All of the data, except its images, should be set down exactly as it appears.

Website and app data records
________________________________________

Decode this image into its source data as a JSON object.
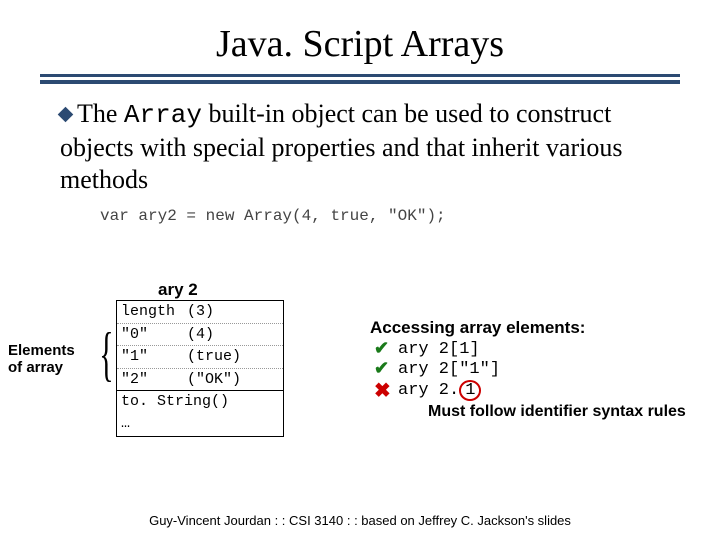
{
  "title": "Java. Script Arrays",
  "body": {
    "pre": "The ",
    "code": "Array",
    "post": " built-in object can be used to construct objects with special properties and that inherit various methods"
  },
  "code_line": "var ary2 = new Array(4, true, \"OK\");",
  "table": {
    "title": "ary 2",
    "props": [
      {
        "k": "length",
        "v": "(3)"
      },
      {
        "k": "\"0\"",
        "v": "(4)"
      },
      {
        "k": "\"1\"",
        "v": "(true)"
      },
      {
        "k": "\"2\"",
        "v": "(\"OK\")"
      }
    ],
    "methods": [
      "to. String()",
      "…"
    ]
  },
  "elements_label_l1": "Elements",
  "elements_label_l2": "of array",
  "access": {
    "title": "Accessing array elements:",
    "line1": "ary 2[1]",
    "line2": "ary 2[\"1\"]",
    "line3_pre": "ary 2.",
    "line3_one": "1",
    "note": "Must follow identifier syntax rules",
    "check": "✔",
    "cross": "✖"
  },
  "footer": "Guy-Vincent Jourdan : : CSI 3140 : : based on Jeffrey C. Jackson's slides"
}
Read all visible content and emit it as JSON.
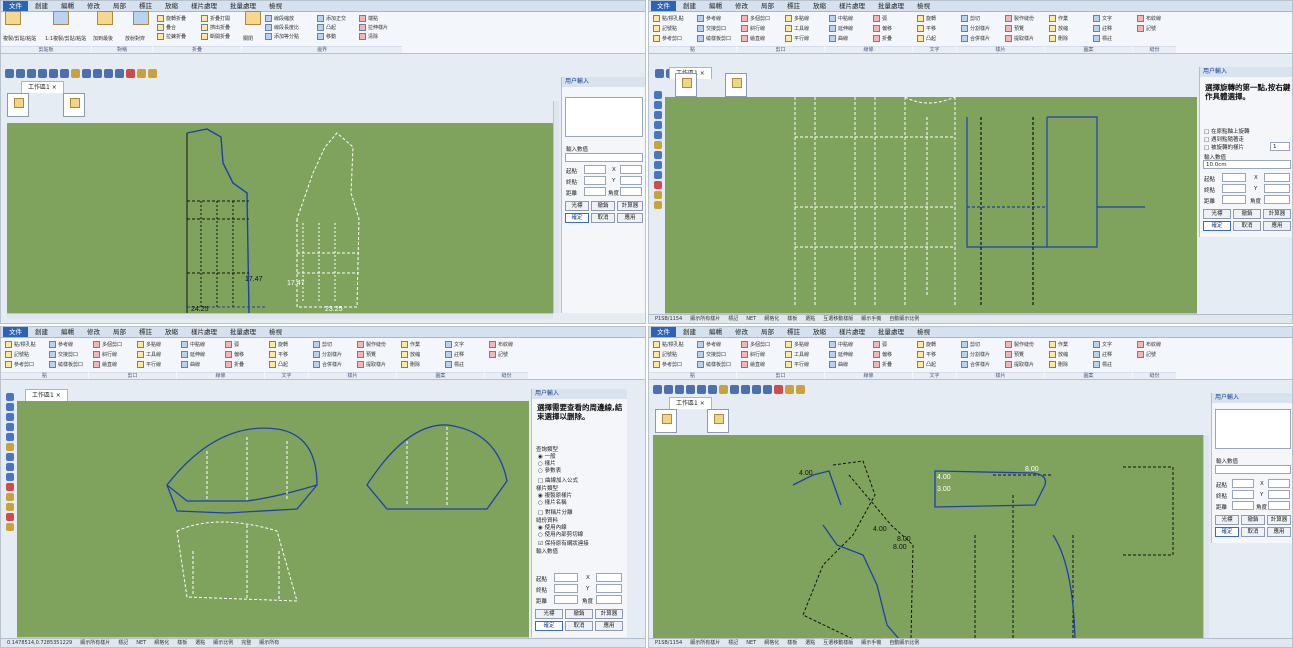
{
  "menus": {
    "q0": [
      "文件",
      "創建",
      "編輯",
      "修改",
      "局部",
      "標註",
      "放縮",
      "樣片處理",
      "批量處理",
      "檢視"
    ],
    "q1": [
      "文件",
      "創建",
      "編輯",
      "修改",
      "局部",
      "標註",
      "放縮",
      "樣片處理",
      "批量處理",
      "檢視"
    ],
    "q2": [
      "文件",
      "創建",
      "編輯",
      "修改",
      "局部",
      "標註",
      "放縮",
      "樣片處理",
      "批量處理",
      "檢視"
    ],
    "q3": [
      "文件",
      "創建",
      "編輯",
      "修改",
      "局部",
      "標註",
      "放縮",
      "樣片處理",
      "批量處理",
      "檢視"
    ]
  },
  "ribbon_q0": {
    "buttons": [
      "複製/剪貼/粘貼",
      "1:1複製/剪貼/粘貼",
      "加到最後",
      "放射對齊",
      "旋轉折疊",
      "疊合",
      "拉鍊折疊",
      "折疊打開",
      "擠出折疊",
      "斷開折疊",
      "拉長疊合",
      "打開折疊",
      "關閉",
      "線段縮放",
      "線段長度比",
      "添加等分點",
      "添加正交",
      "凸起",
      "移動",
      "端點",
      "拉伸樣片",
      "移動點",
      "增加點",
      "刪除點",
      "清除"
    ],
    "groups": [
      "剪貼板",
      "對稱",
      "折疊",
      "邊界"
    ]
  },
  "ribbon_common": {
    "buttons": [
      "點/標孔點",
      "記號點",
      "參考剪口",
      "參考線",
      "交接剪口",
      "繞樣板剪口",
      "多個剪口",
      "斜行線",
      "繪直線",
      "多點線",
      "工具線",
      "平行線",
      "中點線",
      "延伸線",
      "曲線",
      "弧",
      "偏移",
      "折疊",
      "旋轉",
      "平移",
      "凸起",
      "剪切",
      "分割樣片",
      "合併樣片",
      "製作縫份",
      "預覽",
      "提取樣片",
      "作業",
      "放縮",
      "刪除",
      "文字",
      "註釋",
      "標註",
      "布紋線",
      "記號"
    ],
    "groups": [
      "點",
      "剪口",
      "線條",
      "文字",
      "樣片",
      "圖案",
      "縫份"
    ]
  },
  "doc_tabs": {
    "q0": "工作區1",
    "q1": "工作區1",
    "q2": "工作區1",
    "q3": "工作區1"
  },
  "panel_q0": {
    "title": "用户輸入",
    "input_label": "輸入數值",
    "start_label": "起點",
    "end_label": "終點",
    "dist_label": "距離",
    "x_label": "X",
    "y_label": "Y",
    "angle_label": "角度",
    "btns": [
      "光標",
      "撤銷",
      "計算器",
      "確定",
      "取消",
      "應用"
    ]
  },
  "panel_q1": {
    "title": "用户輸入",
    "message": "選擇旋轉的第一點,按右鍵作具體選擇。",
    "checks": [
      "在原點軸上旋轉",
      "遇到點隨著走",
      "被旋轉的樣片"
    ],
    "check_value": "1",
    "input_label": "輸入數值",
    "input_value": "10.0cm",
    "start_label": "起點",
    "end_label": "終點",
    "dist_label": "距離",
    "x_label": "X",
    "y_label": "Y",
    "angle_label": "角度",
    "btns": [
      "光標",
      "撤銷",
      "計算器",
      "確定",
      "取消",
      "應用"
    ]
  },
  "panel_q2": {
    "title": "用户輸入",
    "message": "選擇需要查看的周邊線,結束選擇以删除。",
    "section1": "查詢類型",
    "opts1": [
      "一般",
      "樣片",
      "參數表"
    ],
    "check1": "曲線加入公式",
    "section2": "樣片類型",
    "opts2": [
      "複製原樣片",
      "樣片名稱"
    ],
    "check2": "對稱片分離",
    "section3": "縫份資料",
    "opts3": [
      "使用內線",
      "使用內部剪切線"
    ],
    "check3": "保持原有網狀連接",
    "input_label": "輸入數值",
    "start_label": "起點",
    "end_label": "終點",
    "dist_label": "距離",
    "x_label": "X",
    "y_label": "Y",
    "angle_label": "角度",
    "btns": [
      "光標",
      "撤銷",
      "計算器",
      "確定",
      "取消",
      "應用"
    ]
  },
  "panel_q3": {
    "title": "用户輸入",
    "input_label": "輸入數值",
    "start_label": "起點",
    "end_label": "終點",
    "dist_label": "距離",
    "x_label": "X",
    "y_label": "Y",
    "angle_label": "角度",
    "btns": [
      "光標",
      "撤銷",
      "計算器",
      "確定",
      "取消",
      "應用"
    ]
  },
  "measures_q0": [
    "17.47",
    "17.47",
    "24.25",
    "23.25"
  ],
  "measures_q3": [
    "4.00",
    "4.00",
    "3.00",
    "8.00",
    "4.00",
    "8.00",
    "8.00"
  ],
  "status": {
    "q1": [
      "P1SB/1154",
      "顯示所有樣片",
      "標記",
      "NET",
      "網格化",
      "樣板",
      "選點",
      "互選移動樣版",
      "顯示手機",
      "自動顯示比例",
      "顯示比例"
    ],
    "q2": [
      "0.1478514,0.7285351229",
      "顯示所有樣片",
      "標記",
      "NET",
      "網格化",
      "樣板",
      "選點",
      "顯示比例",
      "完整",
      "顯示所有",
      "工程",
      "顯示比例",
      "捕捉模式",
      "顯示比例"
    ],
    "q3": [
      "P1SB/1154",
      "顯示所有樣片",
      "標記",
      "NET",
      "網格化",
      "樣板",
      "選點",
      "互選移動樣版",
      "顯示手機",
      "自動顯示比例",
      "顯示比例"
    ]
  },
  "colors": {
    "canvas": "#7fa35d",
    "blue_line": "#1f3fb0",
    "white_line": "#ffffff",
    "black_line": "#111111",
    "accent": "#2a64b8"
  }
}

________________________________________

• FINISHED EXERCISE:
Decode this image into its source data as a JSON object.
{
  "title": "Java. Script Arrays",
  "body": {
    "pre": "The ",
    "code": "Array",
    "post": " built-in object can be used to construct objects with special properties and that inherit various methods"
  },
  "code_line": "var ary2 = new Array(4, true, \"OK\");",
  "table": {
    "title": "ary 2",
    "props": [
      {
        "k": "length",
        "v": "(3)"
      },
      {
        "k": "\"0\"",
        "v": "(4)"
      },
      {
        "k": "\"1\"",
        "v": "(true)"
      },
      {
        "k": "\"2\"",
        "v": "(\"OK\")"
      }
    ],
    "methods": [
      "to. String()",
      "…"
    ]
  },
  "elements_label_l1": "Elements",
  "elements_label_l2": "of array",
  "access": {
    "title": "Accessing array elements:",
    "line1": "ary 2[1]",
    "line2": "ary 2[\"1\"]",
    "line3_pre": "ary 2.",
    "line3_one": "1",
    "note": "Must follow identifier syntax rules",
    "check": "✔",
    "cross": "✖"
  },
  "footer": "Guy-Vincent Jourdan : : CSI 3140 : : based on Jeffrey C. Jackson's slides"
}
Read all visible content and emit it as JSON.
{
  "menus": {
    "q0": [
      "文件",
      "創建",
      "編輯",
      "修改",
      "局部",
      "標註",
      "放縮",
      "樣片處理",
      "批量處理",
      "檢視"
    ],
    "q1": [
      "文件",
      "創建",
      "編輯",
      "修改",
      "局部",
      "標註",
      "放縮",
      "樣片處理",
      "批量處理",
      "檢視"
    ],
    "q2": [
      "文件",
      "創建",
      "編輯",
      "修改",
      "局部",
      "標註",
      "放縮",
      "樣片處理",
      "批量處理",
      "檢視"
    ],
    "q3": [
      "文件",
      "創建",
      "編輯",
      "修改",
      "局部",
      "標註",
      "放縮",
      "樣片處理",
      "批量處理",
      "檢視"
    ]
  },
  "ribbon_q0": {
    "buttons": [
      "複製/剪貼/粘貼",
      "1:1複製/剪貼/粘貼",
      "加到最後",
      "放射對齊",
      "旋轉折疊",
      "疊合",
      "拉鍊折疊",
      "折疊打開",
      "擠出折疊",
      "斷開折疊",
      "拉長疊合",
      "打開折疊",
      "關閉",
      "線段縮放",
      "線段長度比",
      "添加等分點",
      "添加正交",
      "凸起",
      "移動",
      "端點",
      "拉伸樣片",
      "移動點",
      "增加點",
      "刪除點",
      "清除"
    ],
    "groups": [
      "剪貼板",
      "對稱",
      "折疊",
      "邊界"
    ]
  },
  "ribbon_common": {
    "buttons": [
      "點/標孔點",
      "記號點",
      "參考剪口",
      "參考線",
      "交接剪口",
      "繞樣板剪口",
      "多個剪口",
      "斜行線",
      "繪直線",
      "多點線",
      "工具線",
      "平行線",
      "中點線",
      "延伸線",
      "曲線",
      "弧",
      "偏移",
      "折疊",
      "旋轉",
      "平移",
      "凸起",
      "剪切",
      "分割樣片",
      "合併樣片",
      "製作縫份",
      "預覽",
      "提取樣片",
      "作業",
      "放縮",
      "刪除",
      "文字",
      "註釋",
      "標註",
      "布紋線",
      "記號"
    ],
    "groups": [
      "點",
      "剪口",
      "線條",
      "文字",
      "樣片",
      "圖案",
      "縫份"
    ]
  },
  "doc_tabs": {
    "q0": "工作區1",
    "q1": "工作區1",
    "q2": "工作區1",
    "q3": "工作區1"
  },
  "panel_q0": {
    "title": "用户輸入",
    "input_label": "輸入數值",
    "start_label": "起點",
    "end_label": "終點",
    "dist_label": "距離",
    "x_label": "X",
    "y_label": "Y",
    "angle_label": "角度",
    "btns": [
      "光標",
      "撤銷",
      "計算器",
      "確定",
      "取消",
      "應用"
    ]
  },
  "panel_q1": {
    "title": "用户輸入",
    "message": "選擇旋轉的第一點,按右鍵作具體選擇。",
    "checks": [
      "在原點軸上旋轉",
      "遇到點隨著走",
      "被旋轉的樣片"
    ],
    "check_value": "1",
    "input_label": "輸入數值",
    "input_value": "10.0cm",
    "start_label": "起點",
    "end_label": "終點",
    "dist_label": "距離",
    "x_label": "X",
    "y_label": "Y",
    "angle_label": "角度",
    "btns": [
      "光標",
      "撤銷",
      "計算器",
      "確定",
      "取消",
      "應用"
    ]
  },
  "panel_q2": {
    "title": "用户輸入",
    "message": "選擇需要查看的周邊線,結束選擇以删除。",
    "section1": "查詢類型",
    "opts1": [
      "一般",
      "樣片",
      "參數表"
    ],
    "check1": "曲線加入公式",
    "section2": "樣片類型",
    "opts2": [
      "複製原樣片",
      "樣片名稱"
    ],
    "check2": "對稱片分離",
    "section3": "縫份資料",
    "opts3": [
      "使用內線",
      "使用內部剪切線"
    ],
    "check3": "保持原有網狀連接",
    "input_label": "輸入數值",
    "start_label": "起點",
    "end_label": "終點",
    "dist_label": "距離",
    "x_label": "X",
    "y_label": "Y",
    "angle_label": "角度",
    "btns": [
      "光標",
      "撤銷",
      "計算器",
      "確定",
      "取消",
      "應用"
    ]
  },
  "panel_q3": {
    "title": "用户輸入",
    "input_label": "輸入數值",
    "start_label": "起點",
    "end_label": "終點",
    "dist_label": "距離",
    "x_label": "X",
    "y_label": "Y",
    "angle_label": "角度",
    "btns": [
      "光標",
      "撤銷",
      "計算器",
      "確定",
      "取消",
      "應用"
    ]
  },
  "measures_q0": [
    "17.47",
    "17.47",
    "24.25",
    "23.25"
  ],
  "measures_q3": [
    "4.00",
    "4.00",
    "3.00",
    "8.00",
    "4.00",
    "8.00",
    "8.00"
  ],
  "status": {
    "q1": [
      "P1SB/1154",
      "顯示所有樣片",
      "標記",
      "NET",
      "網格化",
      "樣板",
      "選點",
      "互選移動樣版",
      "顯示手機",
      "自動顯示比例",
      "顯示比例"
    ],
    "q2": [
      "0.1478514,0.7285351229",
      "顯示所有樣片",
      "標記",
      "NET",
      "網格化",
      "樣板",
      "選點",
      "顯示比例",
      "完整",
      "顯示所有",
      "工程",
      "顯示比例",
      "捕捉模式",
      "顯示比例"
    ],
    "q3": [
      "P1SB/1154",
      "顯示所有樣片",
      "標記",
      "NET",
      "網格化",
      "樣板",
      "選點",
      "互選移動樣版",
      "顯示手機",
      "自動顯示比例",
      "顯示比例"
    ]
  },
  "colors": {
    "canvas": "#7fa35d",
    "blue_line": "#1f3fb0",
    "white_line": "#ffffff",
    "black_line": "#111111",
    "accent": "#2a64b8"
  }
}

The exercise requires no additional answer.